But it appears Paul Ryan's representatives had a different kind of concern in mind.
When Paul Ryan and Joe Biden take the debate stage tonight in Danville, Ky., the form of address the vice president is supposed to use with his opponent is "mister" instead of "congressman," two sources confirmed to POLITICO.
The form of address is part of the detailed memorandum of understanding between the two camps, according to the sources familiar with the document.
The morning Mitt Romney introduced Ryan as his running mate, it seemed to open the Republican ticket up to an important vulnerability -- Ryan is a leading member of the least popular Congress since the dawn of modern polling. It seemed like a big risk for Romney, who'd boasted about being a Washington outsider untainted by the inside-the-Beltway mess, to partner up with a seven-term House member at a time when Congress' favorability rating is lower than BP's during the oil-spill crisis.

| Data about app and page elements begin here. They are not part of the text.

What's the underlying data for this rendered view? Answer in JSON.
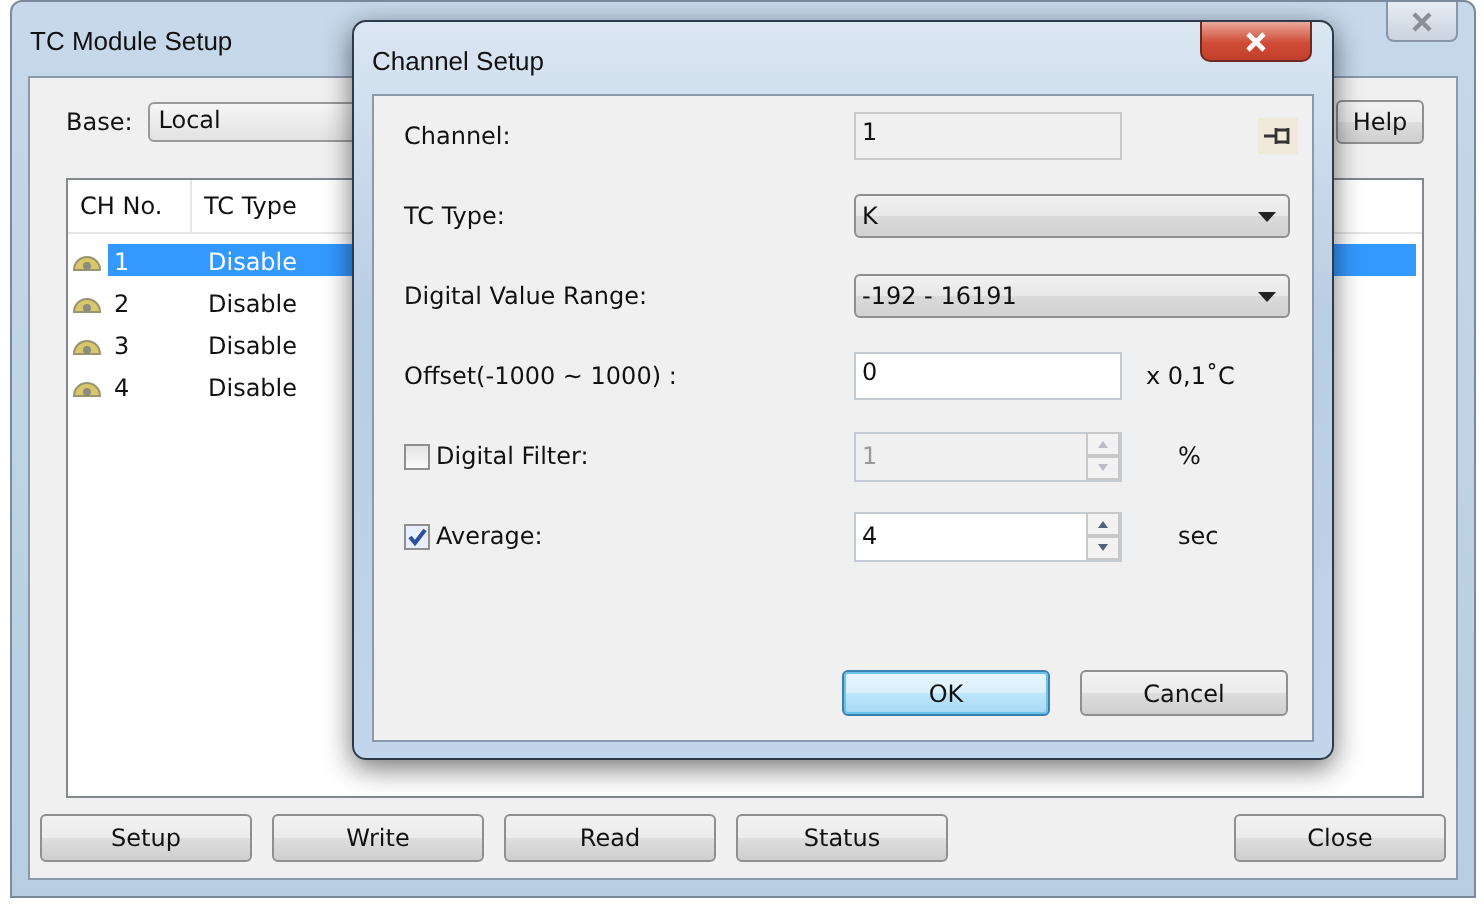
{
  "main_window": {
    "title": "TC Module Setup",
    "base": {
      "label": "Base:",
      "value": "Local"
    },
    "help_button": "Help",
    "table": {
      "columns": [
        "CH No.",
        "TC Type"
      ],
      "rows": [
        {
          "ch": "1",
          "tc_type": "Disable",
          "selected": true
        },
        {
          "ch": "2",
          "tc_type": "Disable",
          "selected": false
        },
        {
          "ch": "3",
          "tc_type": "Disable",
          "selected": false
        },
        {
          "ch": "4",
          "tc_type": "Disable",
          "selected": false
        }
      ]
    },
    "buttons": [
      "Setup",
      "Write",
      "Read",
      "Status",
      "Close"
    ]
  },
  "dialog": {
    "title": "Channel Setup",
    "fields": [
      {
        "kind": "readonly",
        "label": "Channel:",
        "value": "1"
      },
      {
        "kind": "dropdown",
        "label": "TC Type:",
        "value": "K"
      },
      {
        "kind": "dropdown",
        "label": "Digital Value Range:",
        "value": "-192 - 16191"
      },
      {
        "kind": "text",
        "label": "Offset(-1000 ~ 1000) :",
        "value": "0",
        "unit": "x 0,1˚C"
      },
      {
        "kind": "spin",
        "label": "Digital Filter:",
        "checked": false,
        "disabled": true,
        "value": "1",
        "unit": "%"
      },
      {
        "kind": "spin",
        "label": "Average:",
        "checked": true,
        "disabled": false,
        "value": "4",
        "unit": "sec"
      }
    ],
    "buttons": [
      {
        "label": "OK",
        "default": true
      },
      {
        "label": "Cancel",
        "default": false
      }
    ]
  }
}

It turns out not to have made much of a difference, but that doesn't mean Ryan is eager to remind the nation he's spent nearly all of his adult life on Capitol Hill.
Of course, if I'm Vice President Biden, I'm not sure if I'd be able to resist the urge to call Ryan "congressman," over and over again, just to see what happens. What's the right-wing lawmaker going to do, leave the stage?
Update: Politico's report has been updated to say the moderator, Martha Raddatz, is supposed to call Ryan "mister," not "congressman," though Biden is apparently free to call him whatever he wants. The larger point -- Ryan seems a little embarrassed about where he works -- stands, but it's an important clarification.